We hear talk of those who respected Jesus being thrown out of the synagogue, and how the enemies in John’s gospel are the Jews. If you read your gospel carefully you’re probably perplexed by this, because Jesus is a Jew, his disciples are Jews. Most all the characters are Jews.
It is thought that the final split came early in the second century. The Jews of Israel launched another rebellion against Roman rule, led by a man they thought was the messiah, Simon Bar Kokhba. They thought that Simon Bar Kokhba was their messiah, which means that they had already rejected the Christian notion of messiah. This second rebellion ended with the slaughter of many thousands of Jews, including Simon Bar Kokhba.
As Christianity’s second century began, its leaders were battling heretics, the monks and mystics who wrote their own Jesus stories, gospels that would threaten this young religion. In the the south, in the desert of Egypt, a group of Christian monks and mystics were writing their very own gospels with a very different version of the life of Jesus.
The Nag Hammadi texts found in the Egyptian desert near the village by that name consisted of over 50 texts, which we did not know about before. They would help us to understand the beginnings of Christianity and the development of religion in remarkable new ways. The surviving books, called the Gnostic Gospels, gave the world a compelling and competing story of what happened after Jesus. The texts of the Nag Hammadi library make it very clear that there were many gospels composed in the early days of the church. Four were finally selected for the New Testament canon, but there were plenty of other gospels. What, more than one version of the faith?
As is usual in Christianity the Gnostics said that they were following the teachings of Jesus, and that they were the true Christians, and that the other groups are wrong. The Gnostic message was seductive, being a mix of Greek philosophy, Egyptian religion, and Eastern mysticism. The New Testament Gospels are gospels of the cross and salvation from sin. The New Testament Gospels look to stimulate faith. The Gnostic gospels are gospels of wisdom and salvation from ignorance.
Gnosticism held a fascination for many Christians and its gospels seemed to offer a more female-friendly faith. The Gnostics thought that the role of the female as an image and the role of women within the church should be advanced. God is not only male; God is also female. There are not only male leaders; there are female leaders. There are not only male priests; there are female priests.
The Gnostic gospels seem to attack the very foundation of Orthodox Christianity, telling a different version of the life of Jesus. Mary Magdalene, who was for centuries mistakenly (thanks to Pope Gregory) depicted as a prostitute, is the chief apostle in her own Gnostic gospel, and much more than that to Jesus in the Gnostic gospel of Philip.
In the gospel of Philip, it is said that Jesus loved Mary Magdalene more than all the other disciples and he used to kiss her often on her — and then there is a hole in the text. This says something about the perception in that particular text of the closeness of Jesus and Mary Magdalene. Mary was a very beloved disciple of Jesus, which isn’t really explored in the common Scriptures.

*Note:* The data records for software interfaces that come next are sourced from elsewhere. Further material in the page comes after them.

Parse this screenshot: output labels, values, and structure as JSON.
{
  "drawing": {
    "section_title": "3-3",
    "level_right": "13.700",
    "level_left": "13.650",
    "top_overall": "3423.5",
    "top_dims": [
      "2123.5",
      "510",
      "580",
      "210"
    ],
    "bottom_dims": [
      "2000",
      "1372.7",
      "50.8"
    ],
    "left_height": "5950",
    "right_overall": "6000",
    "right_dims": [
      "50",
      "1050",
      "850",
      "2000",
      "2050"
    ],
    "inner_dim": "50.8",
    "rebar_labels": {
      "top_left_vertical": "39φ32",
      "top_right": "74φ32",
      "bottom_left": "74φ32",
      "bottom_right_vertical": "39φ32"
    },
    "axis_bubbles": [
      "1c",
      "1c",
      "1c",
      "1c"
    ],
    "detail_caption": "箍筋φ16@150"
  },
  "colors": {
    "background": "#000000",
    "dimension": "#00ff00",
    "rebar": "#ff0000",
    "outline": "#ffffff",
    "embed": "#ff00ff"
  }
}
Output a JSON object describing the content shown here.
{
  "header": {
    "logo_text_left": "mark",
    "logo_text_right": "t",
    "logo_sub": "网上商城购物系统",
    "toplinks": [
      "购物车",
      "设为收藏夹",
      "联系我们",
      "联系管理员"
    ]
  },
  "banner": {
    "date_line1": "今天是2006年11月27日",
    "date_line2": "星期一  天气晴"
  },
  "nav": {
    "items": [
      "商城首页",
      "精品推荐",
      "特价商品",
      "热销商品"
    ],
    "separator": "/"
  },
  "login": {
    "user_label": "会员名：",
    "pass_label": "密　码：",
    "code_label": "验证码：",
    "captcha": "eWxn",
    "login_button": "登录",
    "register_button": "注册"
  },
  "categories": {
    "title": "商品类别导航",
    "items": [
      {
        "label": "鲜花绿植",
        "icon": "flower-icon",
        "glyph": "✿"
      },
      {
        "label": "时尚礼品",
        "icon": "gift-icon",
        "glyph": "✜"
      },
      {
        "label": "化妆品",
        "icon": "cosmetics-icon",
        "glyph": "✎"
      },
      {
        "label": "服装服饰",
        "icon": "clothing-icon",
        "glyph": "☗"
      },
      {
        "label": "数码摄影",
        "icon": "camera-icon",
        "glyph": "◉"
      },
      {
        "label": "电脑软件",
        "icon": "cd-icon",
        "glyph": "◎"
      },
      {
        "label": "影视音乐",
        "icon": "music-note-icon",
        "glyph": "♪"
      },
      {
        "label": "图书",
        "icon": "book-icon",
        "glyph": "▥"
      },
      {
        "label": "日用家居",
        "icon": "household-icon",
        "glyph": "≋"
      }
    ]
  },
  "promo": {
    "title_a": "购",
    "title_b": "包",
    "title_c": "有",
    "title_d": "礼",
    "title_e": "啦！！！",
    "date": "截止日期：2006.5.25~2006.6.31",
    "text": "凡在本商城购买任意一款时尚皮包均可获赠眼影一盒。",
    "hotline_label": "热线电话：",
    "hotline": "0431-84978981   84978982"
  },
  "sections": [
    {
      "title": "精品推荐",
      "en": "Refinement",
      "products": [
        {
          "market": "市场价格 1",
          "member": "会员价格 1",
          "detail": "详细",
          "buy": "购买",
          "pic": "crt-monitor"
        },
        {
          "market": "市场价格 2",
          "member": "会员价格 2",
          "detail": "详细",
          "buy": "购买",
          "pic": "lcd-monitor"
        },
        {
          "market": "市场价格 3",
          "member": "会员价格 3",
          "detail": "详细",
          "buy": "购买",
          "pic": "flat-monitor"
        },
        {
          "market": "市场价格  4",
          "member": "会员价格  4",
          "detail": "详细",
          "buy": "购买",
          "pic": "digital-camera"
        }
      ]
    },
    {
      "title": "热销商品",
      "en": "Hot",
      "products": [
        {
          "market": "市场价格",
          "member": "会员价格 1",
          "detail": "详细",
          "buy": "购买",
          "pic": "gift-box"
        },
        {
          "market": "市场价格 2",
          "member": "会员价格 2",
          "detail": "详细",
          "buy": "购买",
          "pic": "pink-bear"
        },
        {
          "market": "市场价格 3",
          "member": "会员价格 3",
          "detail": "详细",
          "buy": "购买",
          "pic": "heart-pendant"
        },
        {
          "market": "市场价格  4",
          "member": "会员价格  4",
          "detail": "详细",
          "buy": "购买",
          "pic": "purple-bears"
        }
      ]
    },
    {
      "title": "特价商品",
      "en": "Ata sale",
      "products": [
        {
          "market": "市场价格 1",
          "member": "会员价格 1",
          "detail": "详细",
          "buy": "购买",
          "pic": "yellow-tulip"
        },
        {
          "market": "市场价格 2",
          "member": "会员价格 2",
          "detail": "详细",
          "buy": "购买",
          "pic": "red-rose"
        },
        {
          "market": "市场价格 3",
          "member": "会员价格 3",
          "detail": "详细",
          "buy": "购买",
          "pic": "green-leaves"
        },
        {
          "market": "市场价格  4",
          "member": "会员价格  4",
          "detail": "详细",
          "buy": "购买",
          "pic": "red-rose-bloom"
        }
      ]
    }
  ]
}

The biggest problem with the Gnostic gospels is that they were written many, many years after the Gospels of Matthew, Mark, Luke and John. For many historians, that much passage of time raises serious questions about authenticity. The Gnostic gospels are documents that came into existence many decades after the actual Gospels were written. Gnosticism, to church leaders of the time was heresy. To survive in these dangerous times, the church had to be united. Over the next two centuries, the sacred Gnostic texts would be suppressed, hidden or destroyed and Orthodox Christianity claimed exclusive authority over the Bible.